I have to help to offer either, but what an amazing and interesting post! Funny thing about old crates around here, sometimes they are just remakes, (an with incredible skills in aging wood too) so it's quite interesting when I see the real thing.

LV said...

Great wine history story.

Stephen Hayes said...

That crate has so much character. I have just the place for it in my studio.

joeh said...

That crate is a grate find. I wouldn't do anything but clean it up.

Maybe consult an expert in how to best preserve it without destroying any of its character.

Tom said...

Cider has become BIG business in these parts. Tom The Backroads Traveller

Emma Kate at Paint and Style said...

It's utterly perfect!
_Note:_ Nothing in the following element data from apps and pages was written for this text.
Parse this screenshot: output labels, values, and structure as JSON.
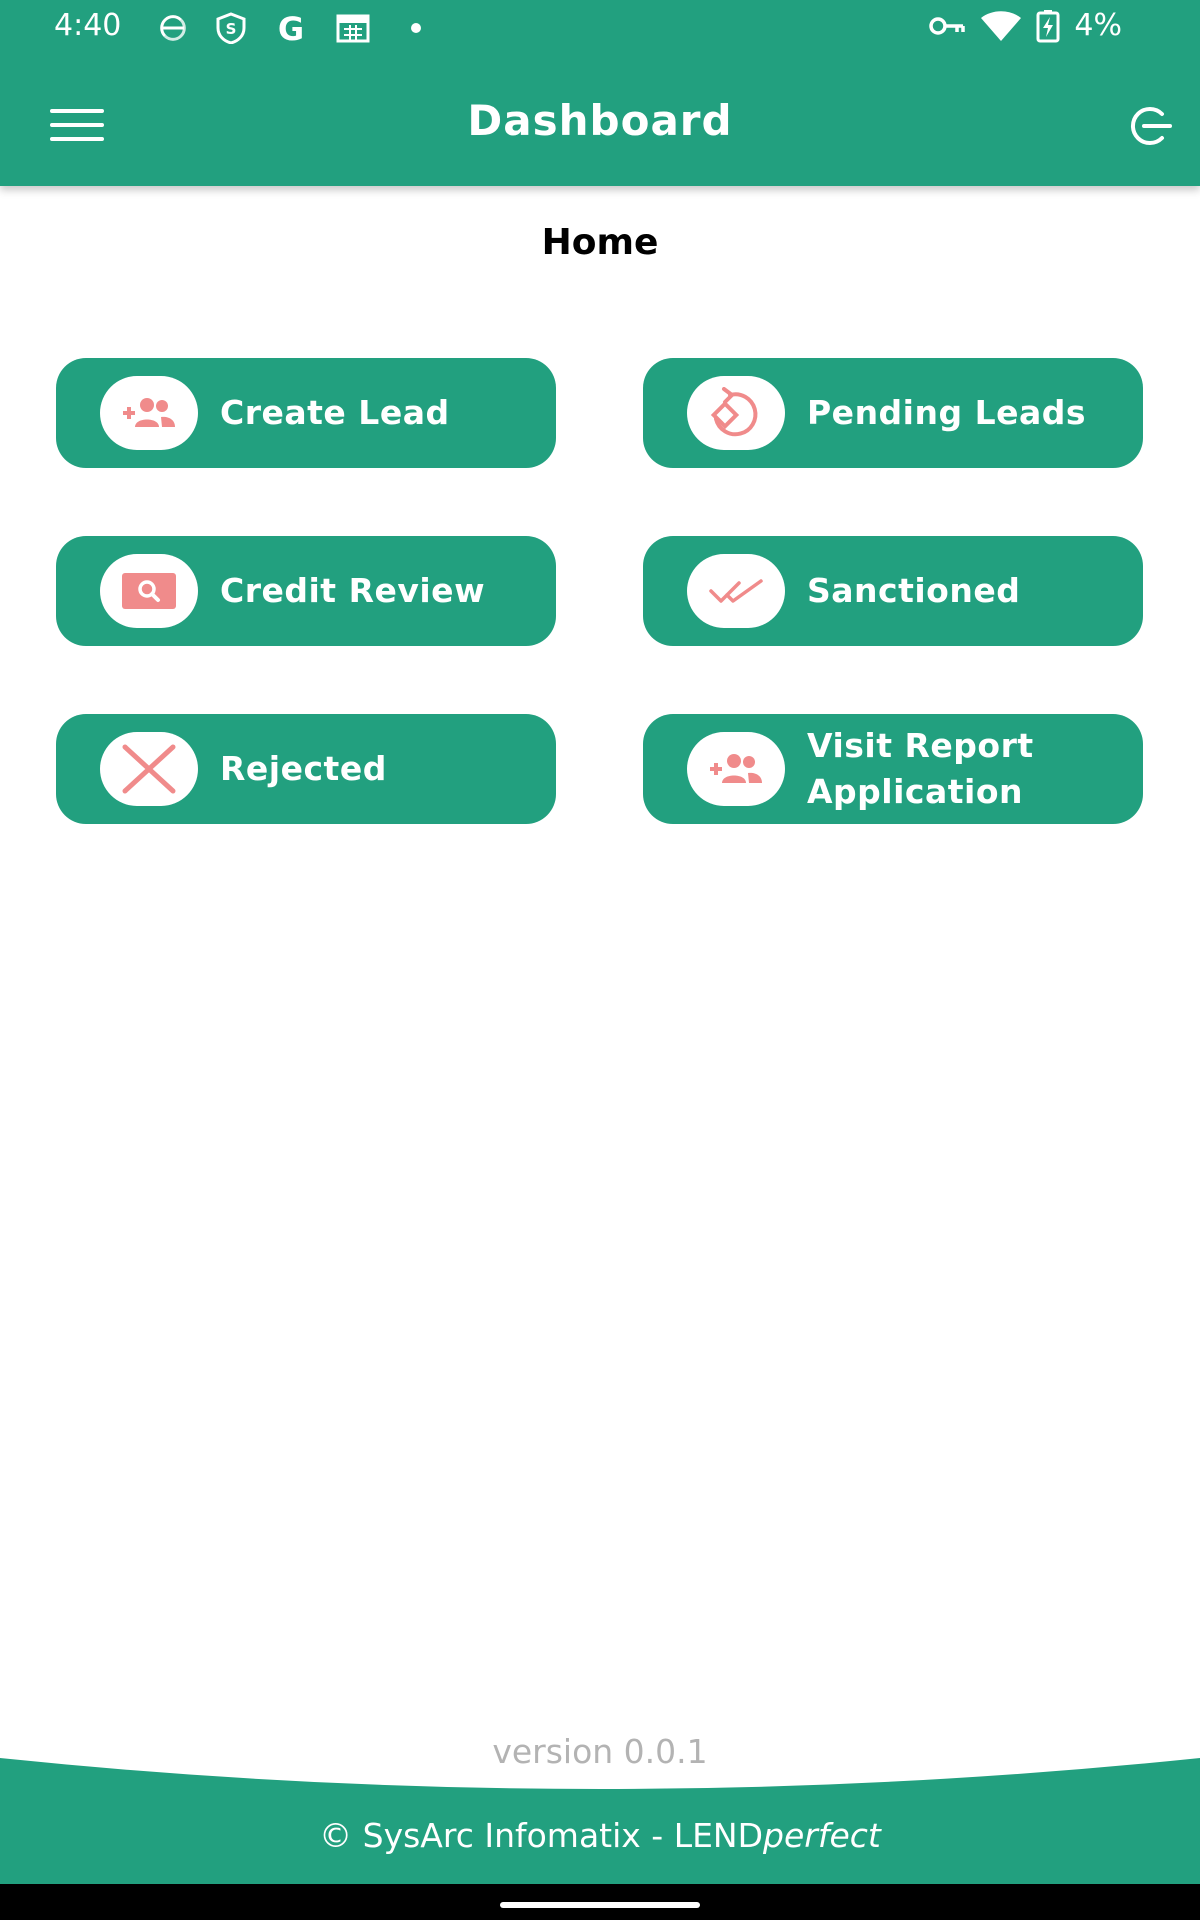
{
  "status_bar": {
    "time": "4:40",
    "battery": "4%",
    "icons": [
      "s-circle-icon",
      "shield-s-icon",
      "google-g-icon",
      "calendar-icon",
      "dot-icon",
      "vpn-key-icon",
      "wifi-icon",
      "battery-charging-icon"
    ]
  },
  "header": {
    "title": "Dashboard",
    "menu_icon": "hamburger-menu-icon",
    "logout_icon": "logout-icon"
  },
  "section_title": "Home",
  "tiles": [
    {
      "label": "Create Lead",
      "icon": "add-users-icon"
    },
    {
      "label": "Pending Leads",
      "icon": "pending-rotate-icon"
    },
    {
      "label": "Credit Review",
      "icon": "search-card-icon"
    },
    {
      "label": "Sanctioned",
      "icon": "double-check-icon"
    },
    {
      "label": "Rejected",
      "icon": "close-x-icon"
    },
    {
      "label": "Visit Report Application",
      "icon": "add-users-icon"
    }
  ],
  "version": "version 0.0.1",
  "footer": {
    "copyright": "© SysArc Infomatix - LEND",
    "brand_italic": "perfect"
  },
  "colors": {
    "primary": "#22a07f",
    "icon_accent": "#f08b8b",
    "version_text": "#b3b3b3"
  }
}
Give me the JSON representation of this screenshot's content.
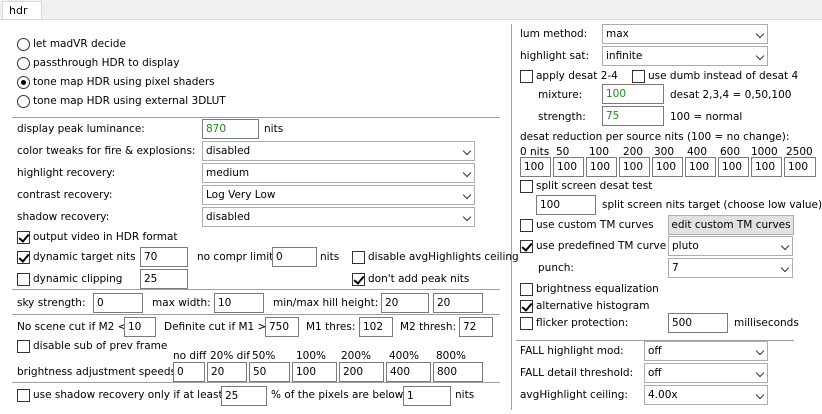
{
  "tab": {
    "label": "hdr"
  },
  "hdr_mode": {
    "options": [
      "let madVR decide",
      "passthrough HDR to display",
      "tone map HDR using pixel shaders",
      "tone map HDR using external 3DLUT"
    ],
    "selected": "tone map HDR using pixel shaders"
  },
  "peak": {
    "label": "display peak luminance:",
    "value": "870",
    "unit": "nits"
  },
  "color_tweaks": {
    "label": "color tweaks for fire & explosions:",
    "value": "disabled"
  },
  "highlight_recovery": {
    "label": "highlight recovery:",
    "value": "medium"
  },
  "contrast_recovery": {
    "label": "contrast recovery:",
    "value": "Log Very Low"
  },
  "shadow_recovery": {
    "label": "shadow recovery:",
    "value": "disabled"
  },
  "output_hdr": {
    "label": "output video in HDR format",
    "checked": true
  },
  "dynamic_target": {
    "label": "dynamic target nits",
    "checked": true,
    "value": "70"
  },
  "no_compr": {
    "label": "no compr limit:",
    "value": "0",
    "unit": "nits"
  },
  "disable_avg": {
    "label": "disable avgHighlights ceiling",
    "checked": false
  },
  "dynamic_clipping": {
    "label": "dynamic clipping",
    "checked": false,
    "value": "25"
  },
  "dont_add_peak": {
    "label": "don't add peak nits",
    "checked": true
  },
  "sky": {
    "label": "sky strength:",
    "value": "0"
  },
  "max_width": {
    "label": "max width:",
    "value": "10"
  },
  "hill": {
    "label": "min/max hill height:",
    "min": "20",
    "max": "20"
  },
  "scene_cut": {
    "label": "No scene cut if M2 <",
    "value": "10"
  },
  "definite_cut": {
    "label": "Definite cut if M1 >",
    "value": "750"
  },
  "m1_thres": {
    "label": "M1 thres:",
    "value": "102"
  },
  "m2_thresh": {
    "label": "M2 thresh:",
    "value": "72"
  },
  "disable_sub": {
    "label": "disable sub of prev frame",
    "checked": false
  },
  "brightness_speeds": {
    "label": "brightness adjustment speeds:",
    "headers": [
      "no diff",
      "20% dif",
      "50%",
      "100%",
      "200%",
      "400%",
      "800%"
    ],
    "values": [
      "0",
      "20",
      "50",
      "100",
      "200",
      "400",
      "800"
    ]
  },
  "shadow_only": {
    "label": "use shadow recovery only if at least:",
    "checked": false,
    "percent": "25",
    "middle": "% of the pixels are below",
    "nits": "1",
    "unit": "nits"
  },
  "lum_method": {
    "label": "lum method:",
    "value": "max"
  },
  "highlight_sat": {
    "label": "highlight sat:",
    "value": "infinite"
  },
  "apply_desat": {
    "label": "apply desat 2-4",
    "checked": false
  },
  "use_dumb": {
    "label": "use dumb instead of desat 4",
    "checked": false
  },
  "mixture": {
    "label": "mixture:",
    "value": "100",
    "note": "desat 2,3,4 = 0,50,100"
  },
  "strength": {
    "label": "strength:",
    "value": "75",
    "note": "100 = normal"
  },
  "desat_reduction": {
    "label": "desat reduction per source nits (100 = no change):",
    "headers": [
      "0 nits",
      "50",
      "100",
      "200",
      "300",
      "400",
      "600",
      "1000",
      "2500"
    ],
    "values": [
      "100",
      "100",
      "100",
      "100",
      "100",
      "100",
      "100",
      "100",
      "100"
    ]
  },
  "split_desat": {
    "label": "split screen desat test",
    "checked": false
  },
  "split_target": {
    "value": "100",
    "label": "split screen nits target (choose low value)"
  },
  "custom_tm": {
    "label": "use custom TM curves",
    "checked": false,
    "button": "edit custom TM curves"
  },
  "predefined_tm": {
    "label": "use predefined TM curve",
    "checked": true,
    "value": "pluto"
  },
  "punch": {
    "label": "punch:",
    "value": "7"
  },
  "brightness_eq": {
    "label": "brightness equalization",
    "checked": false
  },
  "alt_histogram": {
    "label": "alternative histogram",
    "checked": true
  },
  "flicker": {
    "label": "flicker protection:",
    "checked": false,
    "value": "500",
    "unit": "milliseconds"
  },
  "fall_highlight": {
    "label": "FALL highlight mod:",
    "value": "off"
  },
  "fall_detail": {
    "label": "FALL detail threshold:",
    "value": "off"
  },
  "avg_ceiling": {
    "label": "avgHighlight ceiling:",
    "value": "4.00x"
  }
}
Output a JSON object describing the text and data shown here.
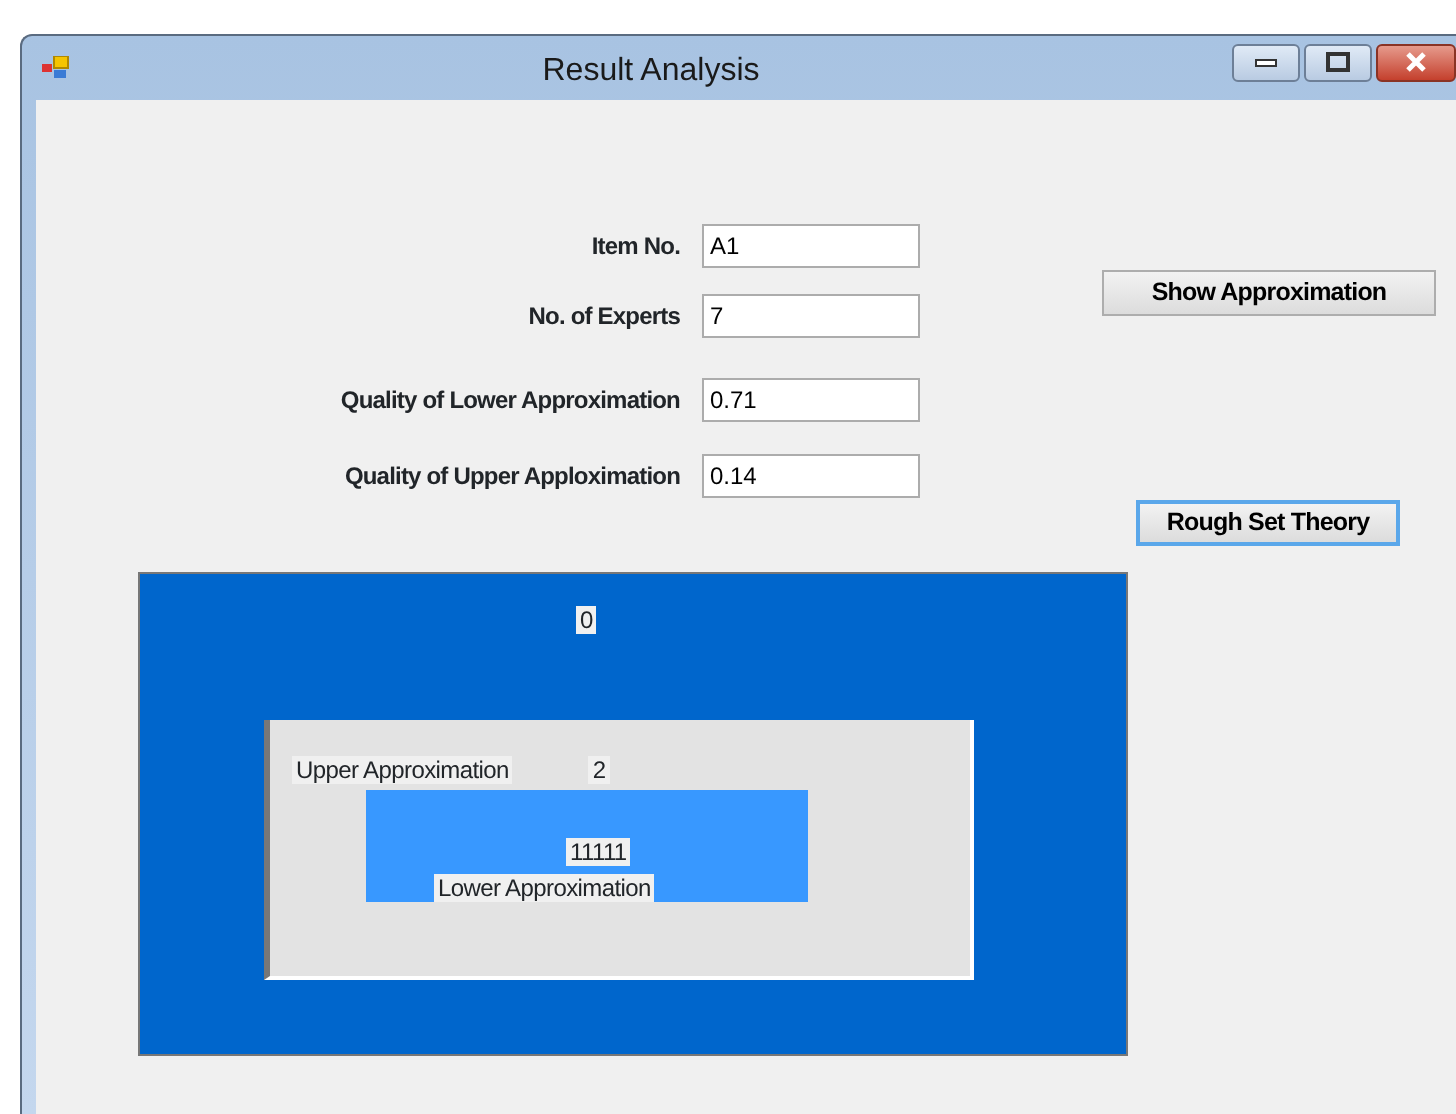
{
  "window": {
    "title": "Result Analysis"
  },
  "fields": [
    {
      "label": "Item No.",
      "value": "A1"
    },
    {
      "label": "No. of Experts",
      "value": "7"
    },
    {
      "label": "Quality of Lower Approximation",
      "value": "0.71"
    },
    {
      "label": "Quality of Upper Apploximation",
      "value": "0.14"
    }
  ],
  "buttons": [
    {
      "label": "Show Approximation",
      "focused": false
    },
    {
      "label": "Rough Set Theory",
      "focused": true
    }
  ],
  "diagram": {
    "outer_value": "0",
    "upper_label": "Upper Approximation",
    "upper_value": "2",
    "lower_value": "11111",
    "lower_label": "Lower Approximation"
  }
}
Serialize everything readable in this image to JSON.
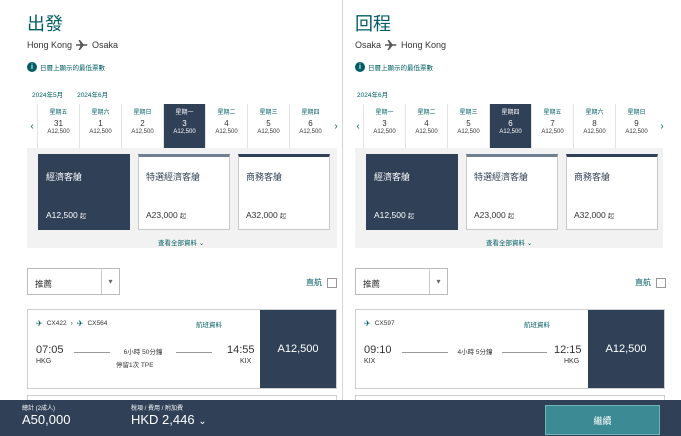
{
  "outbound": {
    "title": "出發",
    "from": "Hong Kong",
    "to": "Osaka",
    "info": "日曆上顯示的最低票數",
    "months": [
      "2024年5月",
      "2024年6月"
    ],
    "days": [
      {
        "dow": "星期五",
        "day": "31",
        "price": "A12,500"
      },
      {
        "dow": "星期六",
        "day": "1",
        "price": "A12,500"
      },
      {
        "dow": "星期日",
        "day": "2",
        "price": "A12,500"
      },
      {
        "dow": "星期一",
        "day": "3",
        "price": "A12,500"
      },
      {
        "dow": "星期二",
        "day": "4",
        "price": "A12,500"
      },
      {
        "dow": "星期三",
        "day": "5",
        "price": "A12,500"
      },
      {
        "dow": "星期四",
        "day": "6",
        "price": "A12,500"
      }
    ],
    "cabins": [
      {
        "name": "經濟客艙",
        "price": "A12,500",
        "suffix": "起"
      },
      {
        "name": "特選經濟客艙",
        "price": "A23,000",
        "suffix": "起"
      },
      {
        "name": "商務客艙",
        "price": "A32,000",
        "suffix": "起"
      }
    ],
    "more": "查看全部資料",
    "sort": "推薦",
    "direct": "直航",
    "flight": {
      "codes": [
        "CX422",
        "CX564"
      ],
      "details": "航班資料",
      "dep_time": "07:05",
      "dep_port": "HKG",
      "duration": "6小時 50分鐘",
      "stops": "停留1次 TPE",
      "arr_time": "14:55",
      "arr_port": "KIX",
      "price": "A12,500"
    }
  },
  "return": {
    "title": "回程",
    "from": "Osaka",
    "to": "Hong Kong",
    "info": "日曆上顯示的最低票數",
    "months": [
      "2024年6月"
    ],
    "days": [
      {
        "dow": "星期一",
        "day": "3",
        "price": "A12,500"
      },
      {
        "dow": "星期二",
        "day": "4",
        "price": "A12,500"
      },
      {
        "dow": "星期三",
        "day": "5",
        "price": "A12,500"
      },
      {
        "dow": "星期四",
        "day": "6",
        "price": "A12,500"
      },
      {
        "dow": "星期五",
        "day": "7",
        "price": "A12,500"
      },
      {
        "dow": "星期六",
        "day": "8",
        "price": "A12,500"
      },
      {
        "dow": "星期日",
        "day": "9",
        "price": "A12,500"
      }
    ],
    "cabins": [
      {
        "name": "經濟客艙",
        "price": "A12,500",
        "suffix": "起"
      },
      {
        "name": "特選經濟客艙",
        "price": "A23,000",
        "suffix": "起"
      },
      {
        "name": "商務客艙",
        "price": "A32,000",
        "suffix": "起"
      }
    ],
    "more": "查看全部資料",
    "sort": "推薦",
    "direct": "直航",
    "flight": {
      "codes": [
        "CX597"
      ],
      "details": "航班資料",
      "dep_time": "09:10",
      "dep_port": "KIX",
      "duration": "4小時 5分鐘",
      "arr_time": "12:15",
      "arr_port": "HKG",
      "price": "A12,500"
    }
  },
  "footer": {
    "total_label": "總計 (2成人)",
    "total_value": "A50,000",
    "tax_label": "稅項 / 費用 / 附加費",
    "tax_value": "HKD 2,446",
    "continue": "繼續"
  },
  "colors": {
    "brand": "#005d63",
    "navy": "#2f4057",
    "accent": "#3b8a94"
  }
}
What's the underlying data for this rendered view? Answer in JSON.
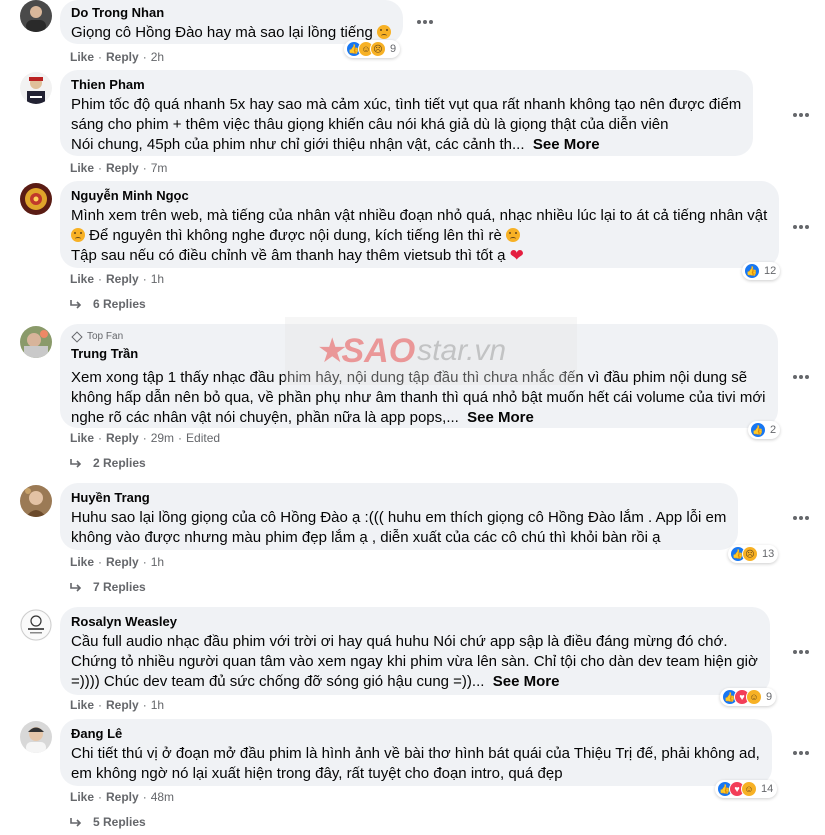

Don't touch it! It has a bleached out look that i try to fake with newer crates. If you wanted the lettering to stand out more you could try a grey sharpie but if the wood is old and dry the ink seeps so stay well away from the edges of the letters. But really, I wouldn't. It's GORGEOUS and original. You don't need to tamper with it. xxx

Halcyon said...

What a neat find! I hope you'll show some pictures of the restored item when it's finished.

Sarah said...

I think I agree with everyone who says don't do anything other than clean it up. I certainly don't want to do anything that destroys it's charm and character so it's probably best left as it is other than cleaning.

I did wonder about using a sharpie to go over the lettering Emma Kate but the wood is very old and dry and I'm no expert so I'll leave it.

So far I don't have the perfect setting for it Stephen but I'll find one so I'm afraid it's not going anywhere :-).

I'll see if I can find out how to best preserve it Joe although it seems to have survived pretty well just being kept dry so maybe that's all I need to do.

EG CameraGirl said...

The cider box is indeed a treasure!

Tanya Breese said...

that is a great find!!